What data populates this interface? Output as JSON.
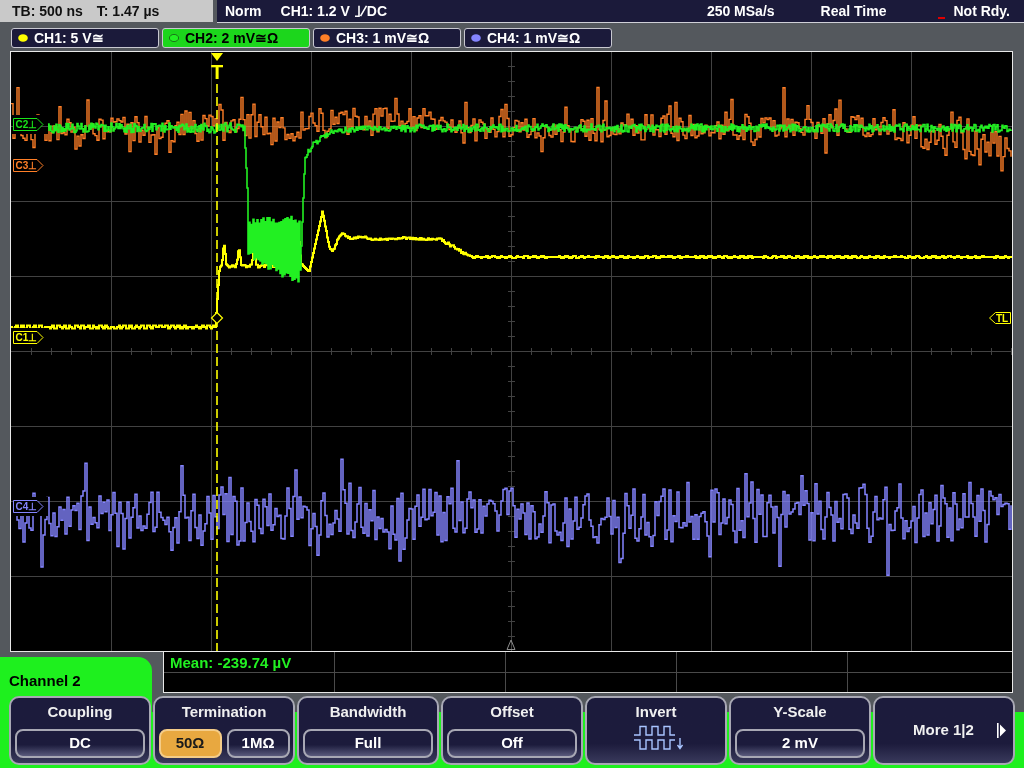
{
  "status_bar": {
    "timebase": "TB: 500 ns",
    "trigger_time": "T: 1.47 µs",
    "trigger_mode": "Norm",
    "trigger_level": "CH1: 1.2 V",
    "trigger_coupling": "DC",
    "sample_rate": "250 MSa/s",
    "acquisition_mode": "Real Time",
    "acquisition_status": "Not Rdy."
  },
  "channel_tabs": [
    {
      "label": "CH1: 5 V≅",
      "color": "#ffff00",
      "selected": false
    },
    {
      "label": "CH2: 2 mV≅Ω",
      "color": "#22f022",
      "selected": true
    },
    {
      "label": "CH3: 1 mV≅Ω",
      "color": "#ff7f27",
      "selected": false
    },
    {
      "label": "CH4: 1 mV≅Ω",
      "color": "#8484ff",
      "selected": false
    }
  ],
  "graticule": {
    "trigger_marker": "T",
    "channel_markers": [
      {
        "label": "C2⊥",
        "color": "#19e619"
      },
      {
        "label": "C3⊥",
        "color": "#ff7f27"
      },
      {
        "label": "C1⊥",
        "color": "#ffff00"
      },
      {
        "label": "C4⊥",
        "color": "#8484ff"
      }
    ],
    "trigger_level_marker": "TL"
  },
  "measurements": [
    {
      "text": "Mean: -239.74 µV"
    }
  ],
  "menu": {
    "title": "Channel 2",
    "buttons": [
      {
        "kind": "value",
        "title": "Coupling",
        "value": "DC"
      },
      {
        "kind": "choice",
        "title": "Termination",
        "options": [
          {
            "label": "50Ω",
            "selected": true
          },
          {
            "label": "1MΩ",
            "selected": false
          }
        ]
      },
      {
        "kind": "value",
        "title": "Bandwidth",
        "value": "Full"
      },
      {
        "kind": "value",
        "title": "Offset",
        "value": "Off"
      },
      {
        "kind": "icon",
        "title": "Invert"
      },
      {
        "kind": "value",
        "title": "Y-Scale",
        "value": "2 mV"
      },
      {
        "kind": "page",
        "title": "More 1|2"
      }
    ]
  }
}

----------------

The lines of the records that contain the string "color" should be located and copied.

      "color": "#ffff00",
      "color": "#22f022",
      "color": "#ff7f27",
      "color": "#8484ff",
        "color": "#19e619"
        "color": "#ff7f27"
        "color": "#ffff00"
        "color": "#8484ff"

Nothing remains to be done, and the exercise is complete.